**EXERCISE:** Check every line of the data and copy the ones where "this" appears.

SUPPLIED DATA section start

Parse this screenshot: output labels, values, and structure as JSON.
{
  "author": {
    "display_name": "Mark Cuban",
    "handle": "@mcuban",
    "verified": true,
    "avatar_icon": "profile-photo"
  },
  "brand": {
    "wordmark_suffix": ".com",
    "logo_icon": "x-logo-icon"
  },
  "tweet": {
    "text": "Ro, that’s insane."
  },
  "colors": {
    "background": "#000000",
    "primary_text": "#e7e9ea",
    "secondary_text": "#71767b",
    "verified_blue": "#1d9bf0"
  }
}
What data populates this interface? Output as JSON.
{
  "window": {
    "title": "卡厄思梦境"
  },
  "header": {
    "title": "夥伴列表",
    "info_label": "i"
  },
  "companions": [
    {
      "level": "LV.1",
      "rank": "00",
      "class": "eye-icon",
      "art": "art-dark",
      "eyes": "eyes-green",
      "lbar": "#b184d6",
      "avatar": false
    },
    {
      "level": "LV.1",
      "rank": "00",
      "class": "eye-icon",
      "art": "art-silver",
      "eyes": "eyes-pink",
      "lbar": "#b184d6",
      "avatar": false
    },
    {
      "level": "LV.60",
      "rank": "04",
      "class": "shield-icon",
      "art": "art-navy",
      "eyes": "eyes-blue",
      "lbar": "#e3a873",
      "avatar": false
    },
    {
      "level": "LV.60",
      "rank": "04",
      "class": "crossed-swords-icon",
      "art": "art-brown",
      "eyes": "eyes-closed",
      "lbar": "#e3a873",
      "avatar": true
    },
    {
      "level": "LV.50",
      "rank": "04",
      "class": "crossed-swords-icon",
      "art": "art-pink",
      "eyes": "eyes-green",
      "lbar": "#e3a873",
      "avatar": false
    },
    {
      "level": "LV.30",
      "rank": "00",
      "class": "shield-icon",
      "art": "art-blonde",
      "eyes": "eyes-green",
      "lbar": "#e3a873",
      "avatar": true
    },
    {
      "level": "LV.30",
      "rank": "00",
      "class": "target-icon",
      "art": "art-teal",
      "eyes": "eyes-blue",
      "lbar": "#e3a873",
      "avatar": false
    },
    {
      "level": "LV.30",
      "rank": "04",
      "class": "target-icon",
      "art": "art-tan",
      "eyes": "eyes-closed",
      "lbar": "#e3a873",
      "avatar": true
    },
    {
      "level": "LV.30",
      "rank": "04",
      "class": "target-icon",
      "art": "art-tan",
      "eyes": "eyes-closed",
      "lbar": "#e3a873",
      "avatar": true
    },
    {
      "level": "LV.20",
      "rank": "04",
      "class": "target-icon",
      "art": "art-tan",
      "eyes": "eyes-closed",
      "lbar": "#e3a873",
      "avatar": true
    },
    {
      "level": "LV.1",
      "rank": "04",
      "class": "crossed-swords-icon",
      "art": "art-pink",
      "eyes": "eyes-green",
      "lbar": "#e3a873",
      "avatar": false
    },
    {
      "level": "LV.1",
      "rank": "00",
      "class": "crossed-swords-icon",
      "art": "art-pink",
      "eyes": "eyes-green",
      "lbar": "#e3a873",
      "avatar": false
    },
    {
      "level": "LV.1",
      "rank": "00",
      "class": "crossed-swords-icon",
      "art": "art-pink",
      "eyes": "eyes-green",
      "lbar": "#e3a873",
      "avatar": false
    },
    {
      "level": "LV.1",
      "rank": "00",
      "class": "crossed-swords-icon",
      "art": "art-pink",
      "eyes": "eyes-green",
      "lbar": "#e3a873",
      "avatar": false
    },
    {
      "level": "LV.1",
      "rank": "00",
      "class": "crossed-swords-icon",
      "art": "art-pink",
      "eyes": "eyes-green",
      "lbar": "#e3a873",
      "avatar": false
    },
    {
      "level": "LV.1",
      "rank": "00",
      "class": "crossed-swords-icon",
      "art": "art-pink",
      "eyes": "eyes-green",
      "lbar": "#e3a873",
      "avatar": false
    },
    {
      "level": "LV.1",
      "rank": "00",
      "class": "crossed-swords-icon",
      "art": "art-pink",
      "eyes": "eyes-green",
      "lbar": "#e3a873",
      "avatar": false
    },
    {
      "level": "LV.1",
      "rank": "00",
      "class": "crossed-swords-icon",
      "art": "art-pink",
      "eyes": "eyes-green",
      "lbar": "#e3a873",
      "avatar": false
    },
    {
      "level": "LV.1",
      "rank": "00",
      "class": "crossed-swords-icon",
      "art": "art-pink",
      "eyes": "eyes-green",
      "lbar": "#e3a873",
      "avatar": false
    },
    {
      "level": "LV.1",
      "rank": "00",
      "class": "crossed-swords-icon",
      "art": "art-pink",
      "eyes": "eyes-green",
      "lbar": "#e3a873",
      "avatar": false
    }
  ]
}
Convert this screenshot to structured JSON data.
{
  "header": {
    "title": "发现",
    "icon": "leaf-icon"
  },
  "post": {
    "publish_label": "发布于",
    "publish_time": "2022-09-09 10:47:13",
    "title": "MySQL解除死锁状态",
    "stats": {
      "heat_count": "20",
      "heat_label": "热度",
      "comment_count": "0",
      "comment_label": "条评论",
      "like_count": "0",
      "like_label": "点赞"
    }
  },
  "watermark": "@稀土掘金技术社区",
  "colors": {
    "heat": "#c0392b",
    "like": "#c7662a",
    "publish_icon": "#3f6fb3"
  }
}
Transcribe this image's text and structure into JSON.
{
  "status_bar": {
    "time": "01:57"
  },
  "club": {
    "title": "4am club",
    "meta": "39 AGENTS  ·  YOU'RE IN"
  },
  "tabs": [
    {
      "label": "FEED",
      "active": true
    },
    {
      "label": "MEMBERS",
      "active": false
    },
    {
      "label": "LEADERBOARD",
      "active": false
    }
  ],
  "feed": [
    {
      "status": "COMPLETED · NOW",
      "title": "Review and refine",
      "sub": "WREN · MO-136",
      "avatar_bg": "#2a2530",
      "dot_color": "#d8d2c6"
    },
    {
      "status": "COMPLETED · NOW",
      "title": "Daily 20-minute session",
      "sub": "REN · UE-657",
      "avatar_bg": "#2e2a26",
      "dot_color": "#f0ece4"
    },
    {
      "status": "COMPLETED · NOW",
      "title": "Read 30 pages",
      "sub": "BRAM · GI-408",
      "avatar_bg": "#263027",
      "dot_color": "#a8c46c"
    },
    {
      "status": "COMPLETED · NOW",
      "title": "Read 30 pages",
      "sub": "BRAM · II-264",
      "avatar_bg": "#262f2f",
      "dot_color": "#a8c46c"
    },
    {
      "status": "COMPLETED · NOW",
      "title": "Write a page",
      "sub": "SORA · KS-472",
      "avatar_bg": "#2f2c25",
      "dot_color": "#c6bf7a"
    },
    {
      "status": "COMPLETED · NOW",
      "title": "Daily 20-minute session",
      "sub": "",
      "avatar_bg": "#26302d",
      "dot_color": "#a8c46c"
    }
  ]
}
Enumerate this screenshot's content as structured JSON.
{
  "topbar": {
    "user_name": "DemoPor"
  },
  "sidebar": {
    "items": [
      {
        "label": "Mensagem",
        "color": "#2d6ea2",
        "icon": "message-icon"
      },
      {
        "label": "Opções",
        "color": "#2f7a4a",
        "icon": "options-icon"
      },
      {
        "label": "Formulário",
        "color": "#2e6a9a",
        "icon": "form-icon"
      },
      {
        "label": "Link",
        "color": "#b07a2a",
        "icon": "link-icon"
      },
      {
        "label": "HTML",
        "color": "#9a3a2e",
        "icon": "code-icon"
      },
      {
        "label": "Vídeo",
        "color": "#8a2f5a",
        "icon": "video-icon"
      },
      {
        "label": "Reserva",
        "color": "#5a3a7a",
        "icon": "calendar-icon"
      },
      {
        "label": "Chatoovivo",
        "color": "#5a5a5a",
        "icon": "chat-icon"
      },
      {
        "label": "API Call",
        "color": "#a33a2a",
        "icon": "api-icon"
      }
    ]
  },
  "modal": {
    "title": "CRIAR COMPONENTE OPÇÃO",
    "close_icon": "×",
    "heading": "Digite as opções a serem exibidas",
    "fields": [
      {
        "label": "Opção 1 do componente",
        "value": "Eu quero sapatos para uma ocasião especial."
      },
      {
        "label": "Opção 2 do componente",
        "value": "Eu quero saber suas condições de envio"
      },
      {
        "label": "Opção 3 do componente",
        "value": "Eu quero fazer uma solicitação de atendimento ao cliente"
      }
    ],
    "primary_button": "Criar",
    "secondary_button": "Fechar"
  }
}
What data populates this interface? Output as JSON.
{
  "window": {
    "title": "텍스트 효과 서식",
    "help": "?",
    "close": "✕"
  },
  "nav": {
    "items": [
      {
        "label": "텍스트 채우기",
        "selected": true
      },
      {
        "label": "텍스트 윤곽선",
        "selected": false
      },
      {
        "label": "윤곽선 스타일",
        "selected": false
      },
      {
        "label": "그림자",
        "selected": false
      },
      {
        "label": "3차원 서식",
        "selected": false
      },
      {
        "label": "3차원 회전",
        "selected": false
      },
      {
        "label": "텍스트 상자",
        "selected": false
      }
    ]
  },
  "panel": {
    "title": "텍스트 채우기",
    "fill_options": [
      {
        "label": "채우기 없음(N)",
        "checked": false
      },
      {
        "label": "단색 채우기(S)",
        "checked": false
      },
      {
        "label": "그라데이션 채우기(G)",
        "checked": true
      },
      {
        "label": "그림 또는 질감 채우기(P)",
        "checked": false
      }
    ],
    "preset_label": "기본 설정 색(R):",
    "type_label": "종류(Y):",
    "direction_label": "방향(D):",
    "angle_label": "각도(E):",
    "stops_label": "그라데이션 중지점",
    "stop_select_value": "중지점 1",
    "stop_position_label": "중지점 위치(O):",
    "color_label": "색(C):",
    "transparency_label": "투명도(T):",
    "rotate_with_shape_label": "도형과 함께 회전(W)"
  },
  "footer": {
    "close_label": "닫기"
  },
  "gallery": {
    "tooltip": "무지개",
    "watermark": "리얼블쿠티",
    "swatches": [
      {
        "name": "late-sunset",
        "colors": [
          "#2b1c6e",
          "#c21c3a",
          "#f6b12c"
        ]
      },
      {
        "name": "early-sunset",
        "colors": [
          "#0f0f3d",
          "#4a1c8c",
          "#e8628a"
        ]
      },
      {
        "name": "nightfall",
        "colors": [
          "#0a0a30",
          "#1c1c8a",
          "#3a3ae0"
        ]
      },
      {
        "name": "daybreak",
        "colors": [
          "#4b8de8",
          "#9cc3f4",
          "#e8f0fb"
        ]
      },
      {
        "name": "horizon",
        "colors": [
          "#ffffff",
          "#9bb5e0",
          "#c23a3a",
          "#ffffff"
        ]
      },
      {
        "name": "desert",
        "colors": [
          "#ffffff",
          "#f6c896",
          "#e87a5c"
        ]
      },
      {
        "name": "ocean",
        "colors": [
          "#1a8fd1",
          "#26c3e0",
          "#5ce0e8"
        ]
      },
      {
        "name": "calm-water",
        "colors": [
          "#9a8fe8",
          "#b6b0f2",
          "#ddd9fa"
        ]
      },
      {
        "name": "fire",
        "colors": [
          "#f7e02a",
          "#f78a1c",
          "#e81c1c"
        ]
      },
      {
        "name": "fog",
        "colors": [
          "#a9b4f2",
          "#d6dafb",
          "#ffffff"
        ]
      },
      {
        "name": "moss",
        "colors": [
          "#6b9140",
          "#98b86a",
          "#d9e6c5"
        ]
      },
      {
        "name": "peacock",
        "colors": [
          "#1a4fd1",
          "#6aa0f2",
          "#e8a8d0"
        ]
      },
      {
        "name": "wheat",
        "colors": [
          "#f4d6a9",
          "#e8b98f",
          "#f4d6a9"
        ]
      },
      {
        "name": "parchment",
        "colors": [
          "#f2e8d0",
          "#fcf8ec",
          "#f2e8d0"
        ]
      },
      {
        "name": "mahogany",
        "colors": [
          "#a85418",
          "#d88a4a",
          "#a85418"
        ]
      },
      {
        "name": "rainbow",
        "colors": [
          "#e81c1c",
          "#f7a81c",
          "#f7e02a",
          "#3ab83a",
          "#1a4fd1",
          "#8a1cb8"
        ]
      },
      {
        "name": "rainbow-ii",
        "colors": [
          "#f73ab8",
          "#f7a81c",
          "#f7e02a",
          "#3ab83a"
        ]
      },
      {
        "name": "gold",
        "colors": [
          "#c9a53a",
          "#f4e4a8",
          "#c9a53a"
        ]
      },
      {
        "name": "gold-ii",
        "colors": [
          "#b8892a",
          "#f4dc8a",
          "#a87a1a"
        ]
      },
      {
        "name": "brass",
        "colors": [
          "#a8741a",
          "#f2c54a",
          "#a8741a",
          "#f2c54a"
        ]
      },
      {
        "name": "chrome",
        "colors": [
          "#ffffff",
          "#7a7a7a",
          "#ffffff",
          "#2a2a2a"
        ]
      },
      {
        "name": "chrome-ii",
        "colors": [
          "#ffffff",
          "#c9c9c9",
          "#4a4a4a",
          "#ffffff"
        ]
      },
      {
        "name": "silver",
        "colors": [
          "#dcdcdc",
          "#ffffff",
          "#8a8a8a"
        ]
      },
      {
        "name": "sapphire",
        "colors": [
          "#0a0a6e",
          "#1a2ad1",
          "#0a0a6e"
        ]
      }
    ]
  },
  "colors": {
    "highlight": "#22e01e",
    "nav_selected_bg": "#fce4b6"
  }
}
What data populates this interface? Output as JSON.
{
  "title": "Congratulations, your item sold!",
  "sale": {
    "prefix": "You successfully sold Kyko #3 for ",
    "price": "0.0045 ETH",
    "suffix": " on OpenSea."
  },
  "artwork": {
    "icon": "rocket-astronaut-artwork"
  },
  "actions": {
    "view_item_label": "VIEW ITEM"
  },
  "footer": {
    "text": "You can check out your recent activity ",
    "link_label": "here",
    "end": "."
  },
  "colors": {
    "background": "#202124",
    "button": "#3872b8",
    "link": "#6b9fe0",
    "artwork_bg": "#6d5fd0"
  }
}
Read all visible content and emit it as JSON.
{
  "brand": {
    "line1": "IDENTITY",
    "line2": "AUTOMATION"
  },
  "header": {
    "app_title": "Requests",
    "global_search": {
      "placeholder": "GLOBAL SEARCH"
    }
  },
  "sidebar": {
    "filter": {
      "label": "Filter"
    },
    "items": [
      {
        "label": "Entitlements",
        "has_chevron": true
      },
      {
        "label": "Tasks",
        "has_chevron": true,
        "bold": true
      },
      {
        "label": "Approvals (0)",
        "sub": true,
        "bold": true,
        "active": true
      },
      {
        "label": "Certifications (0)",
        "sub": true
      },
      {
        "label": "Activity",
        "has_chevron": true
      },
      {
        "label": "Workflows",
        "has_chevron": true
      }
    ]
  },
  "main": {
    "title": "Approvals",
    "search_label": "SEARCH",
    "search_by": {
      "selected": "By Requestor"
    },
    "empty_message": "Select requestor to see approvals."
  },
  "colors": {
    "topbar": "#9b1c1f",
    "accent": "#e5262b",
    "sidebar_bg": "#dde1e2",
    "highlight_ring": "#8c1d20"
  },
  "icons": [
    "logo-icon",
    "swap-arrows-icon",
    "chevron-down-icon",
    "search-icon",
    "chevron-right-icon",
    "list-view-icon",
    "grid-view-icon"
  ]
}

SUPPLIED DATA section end

**SOLUTION TO THE PROBLEM:**
Parse this screenshot: output labels, values, and structure as JSON.
What data populates this interface? Output as JSON.
Convert this screenshot to structured JSON data.
Transcribe this image's text and structure into JSON.
Enumerate this screenshot's content as structured JSON.
What data populates this interface? Output as JSON.
What data populates this interface? Output as JSON.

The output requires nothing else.